KEILAR: Dana, you have a column out over the weekend. You write -- you make this argument that Senate Leader Mitch McConnell is a Russian asset. Not a spy, but someone taking positions that aid Russia to the detriment of the U.S., blocking bills to enhance election security. One example you cite is an election security bill that came up on the floor hours after Mueller testified that Russians are already trying to undermine the 2020 vote.


SEN. MARK WARNER (D-VA): I will ask unanimous consent for the Senate to take up and pass legislation I have introduced to help protect our democracy from foreign interference.

UNIDENTIFIED SENATOR: Is there objection?

UNIDENTIFIED SENATOR: Mr. President, I object.

SEN. RICHARD BLUMENTHAL (D-CT): I have offered and I will shortly ask for unanimous consent for the passage of S-1247, the Duty to Report Act.

UNIDENTIFIED SENATOR: Is there objection?

UNIDENTIFIED SENATOR: Mr. President, I object.

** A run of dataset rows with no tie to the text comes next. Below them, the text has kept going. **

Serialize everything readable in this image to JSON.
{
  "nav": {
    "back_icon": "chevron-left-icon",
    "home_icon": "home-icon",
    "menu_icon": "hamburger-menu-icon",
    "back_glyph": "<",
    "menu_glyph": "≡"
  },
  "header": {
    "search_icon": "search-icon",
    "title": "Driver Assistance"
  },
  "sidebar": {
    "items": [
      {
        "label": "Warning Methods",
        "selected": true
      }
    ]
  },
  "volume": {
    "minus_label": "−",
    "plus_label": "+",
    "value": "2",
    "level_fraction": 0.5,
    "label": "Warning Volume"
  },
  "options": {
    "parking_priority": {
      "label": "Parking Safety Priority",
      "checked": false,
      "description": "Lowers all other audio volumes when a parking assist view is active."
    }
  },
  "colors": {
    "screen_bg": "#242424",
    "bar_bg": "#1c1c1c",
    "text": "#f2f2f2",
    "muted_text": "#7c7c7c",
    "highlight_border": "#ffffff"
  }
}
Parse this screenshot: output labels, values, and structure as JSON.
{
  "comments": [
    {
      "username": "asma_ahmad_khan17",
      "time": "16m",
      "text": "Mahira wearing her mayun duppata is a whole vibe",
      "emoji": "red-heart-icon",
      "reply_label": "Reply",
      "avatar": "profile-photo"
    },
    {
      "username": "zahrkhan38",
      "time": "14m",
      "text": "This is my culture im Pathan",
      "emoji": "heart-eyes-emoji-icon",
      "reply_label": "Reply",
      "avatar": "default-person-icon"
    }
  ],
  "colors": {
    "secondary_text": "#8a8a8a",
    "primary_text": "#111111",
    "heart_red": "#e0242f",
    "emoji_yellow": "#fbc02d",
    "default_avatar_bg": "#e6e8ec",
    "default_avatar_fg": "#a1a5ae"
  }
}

KEILAR: It's odd. That is the Senator doing the work of Mitch McConnell. Mitch McConnell is leading his conference when it comes to saying no to all of these things. It's a strange place to be where it is a partisan issue about foreign meddling in an election.

MILBANK: Right. It isn't a partisan issue in the sense that we have people like Tom Cotton, Lindsey Graham, Richard Burr, all Republicans, all who have been supportive of various parts of this.

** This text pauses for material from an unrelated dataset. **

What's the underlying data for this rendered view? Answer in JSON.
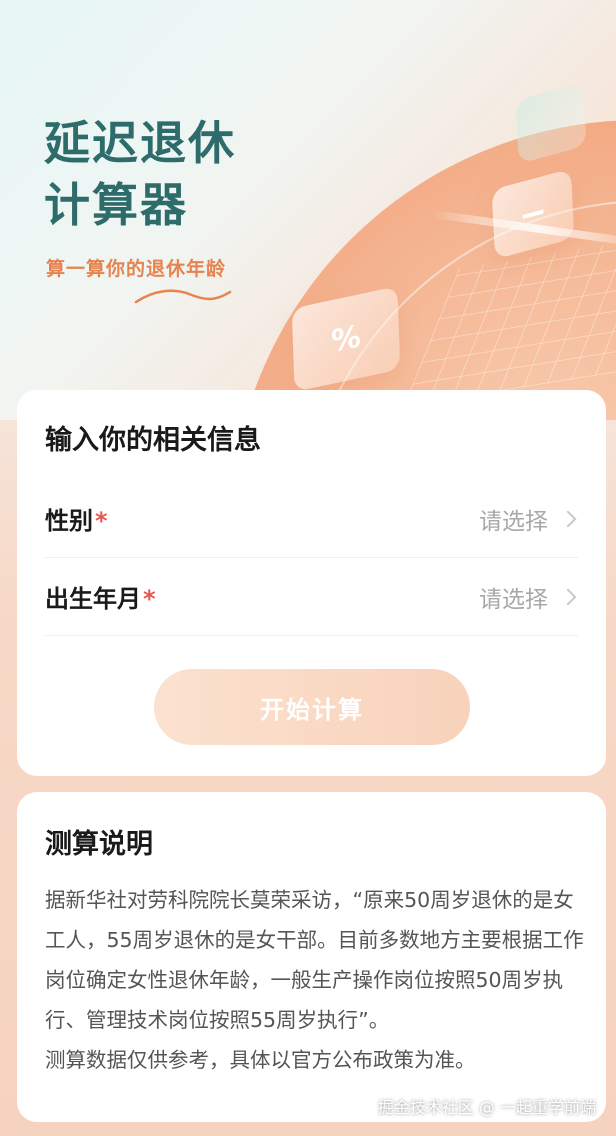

The part that confuses me the most is what usually happens here is Senator McConnell doesn't like this, he comes up with a substitute, something he likes. He's not coming up with any alternative here. Clearly, at some point, the whole idea is not to have this kind of legislation pass. And then you need to ask the question, why does he not want this legislation to pass?

KEILAR: Why does he not want this legislation? I'll ask the question.

MILBANK: Good question.

HIRSCHFELD DAVIS: I think that's a very good question. I think part of the issue here, normally what would happen is, obviously, he doesn't like the Democrats proposals on this issue. That often happens. He's the Republican leader. But you would think they would put the Democratic ideas against the Republican ideas.

The problem here is --

KEILAR: Which they did with the Tom Cotton-authored bill.


MILBANK: It's there but that's not coming up either.

HIRSCHFELD DAVIS: The is you have the president of the United States who sees any move in this direction to be a direct challenge to him and his legitimacy. If you are passing legislation to do these things, you are admitting Russia did interfere, Russia did have a hand in his victory.

I think the Republicans' calculation is, why are we going to take the political risky steps of trying to have a real debate over this when we know legislation like this is very unlikely to be signed by this president. It puts them in a position where they have to be against something that many of them are actually for.

KEILAR: Yes. That seems to be a theme lately as well.



KEILAR: Julie Hirschfeld Davis, Dana Milbank, thank you very much to both of you.

[14:00:00] That's it for me.

"NEWSROOM" with Brooke Baldwin starts right now.